The junior grading system is universal through all branches of the Matsubayashi-ryu Karate Association of Australia. This belt system is for karate students over 14 years old. Seniors start as a white belt (mukyu - no grade) before going through the below kyu system.

6th Kyu

5th Kyu

4th Kyu

3rd Kyu

2nd Kyu

1st Kyu

The black belt grading system is unversal through all branches of the World Matsubayashi-ryu (Shorin-ryu) Karate-do Association and all assocations under Soke Takayoshi Nagamine. Black belt karate students are refered to as 'yudansha'.
N.B. A 'dan' is often refered to as 'degree of black belt', for example a 1st Dan (Shodan) may often be called a '1st degree black belt'.

1st - 10th Dan
A black belt may also have additional writing on their belt, such as their name & style, usually in Japanese (i.e. Matsubayashi-ryu / Jones)

Forms of address
Within the dojo, certain students and instructors are addressed with specific terms. These are used to pay respect to those who are senior to you. For example, you would call your instructor 'sensei' in class.

Definition (Literal meaning)
Senpai (先輩)
Senior (One who is senior)
Sensei (先生)
Teacher (One who has gone before)
Osensei (大先生)
Grandmaster / Founder (Great Teacher)

Positions within the dojo
These titles are used to identify instructors who hold special positions within the dojo or association.

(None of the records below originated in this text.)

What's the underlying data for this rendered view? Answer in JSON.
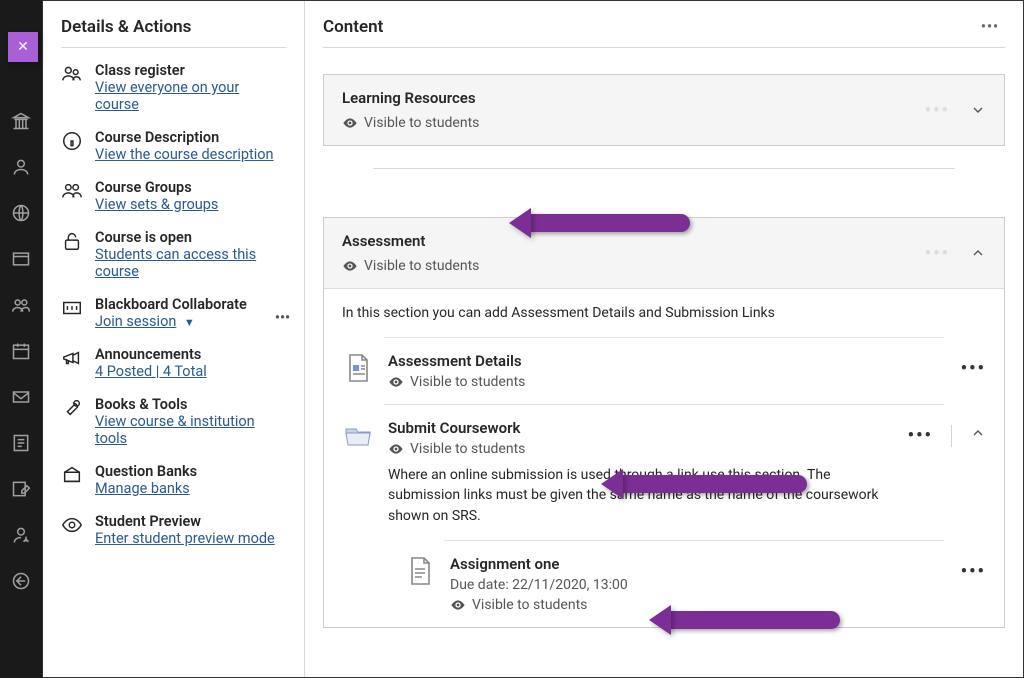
{
  "close_icon": "✕",
  "rail": {
    "items": [
      {
        "name": "institution"
      },
      {
        "name": "profile"
      },
      {
        "name": "activity"
      },
      {
        "name": "courses"
      },
      {
        "name": "organisations"
      },
      {
        "name": "calendar"
      },
      {
        "name": "messages"
      },
      {
        "name": "grades"
      },
      {
        "name": "tools"
      },
      {
        "name": "admin"
      },
      {
        "name": "signout"
      }
    ]
  },
  "details": {
    "heading": "Details & Actions",
    "items": [
      {
        "key": "class-register",
        "title": "Class register",
        "link": "View everyone on your course"
      },
      {
        "key": "course-description",
        "title": "Course Description",
        "link": "View the course description"
      },
      {
        "key": "course-groups",
        "title": "Course Groups",
        "link": "View sets & groups"
      },
      {
        "key": "course-open",
        "title": "Course is open",
        "link": "Students can access this course"
      },
      {
        "key": "collaborate",
        "title": "Blackboard Collaborate",
        "link": "Join session",
        "has_dropdown": true,
        "has_ellipsis": true
      },
      {
        "key": "announcements",
        "title": "Announcements",
        "link": "4 Posted | 4 Total"
      },
      {
        "key": "books-tools",
        "title": "Books & Tools",
        "link": "View course & institution tools"
      },
      {
        "key": "question-banks",
        "title": "Question Banks",
        "link": "Manage banks"
      },
      {
        "key": "student-preview",
        "title": "Student Preview",
        "link": "Enter student preview mode"
      }
    ]
  },
  "content": {
    "heading": "Content",
    "visible_label": "Visible to students",
    "folders": [
      {
        "title": "Learning Resources",
        "expanded": false
      },
      {
        "title": "Assessment",
        "expanded": true,
        "description": "In this section you can add Assessment Details and Submission Links",
        "items": [
          {
            "kind": "document",
            "title": "Assessment Details"
          },
          {
            "kind": "folder",
            "title": "Submit Coursework",
            "expanded": true,
            "description": "Where an online submission is used through a link use this section. The submission links must be given the same name as the name of the coursework shown on SRS.",
            "children": [
              {
                "kind": "assignment",
                "title": "Assignment one",
                "due": "Due date: 22/11/2020, 13:00"
              }
            ]
          }
        ]
      }
    ]
  }
}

Kancho (館長)
Branch Director / Dojo Owner
Rijicho (理事長)
Association Board Chairman
Fuku-Kaicho (副会長)
Association Vice-President
Kaicho (会長)
Association President
Soke (宗家)
Headmaster / Head of style

Shogo System (Teaching Titles)
These titles are given seperate and in addition to the normal grade in order to recognise the ability of an experienced senior instructor.

Shogo Title
Definition (Literal meaning)
Renshi (錬士)
6th Dan
Senior Instructor (Polished expert)
Kyoshi (教士)
7th & 8th Dan
Expert Instructor (Teaching expert)
Hanshi (範士)
9th & 10th Dan
Master Instructor (Model expert)
Hanshisei (範士正)
Head of Style
Senior Master Instructor (Senior model expert)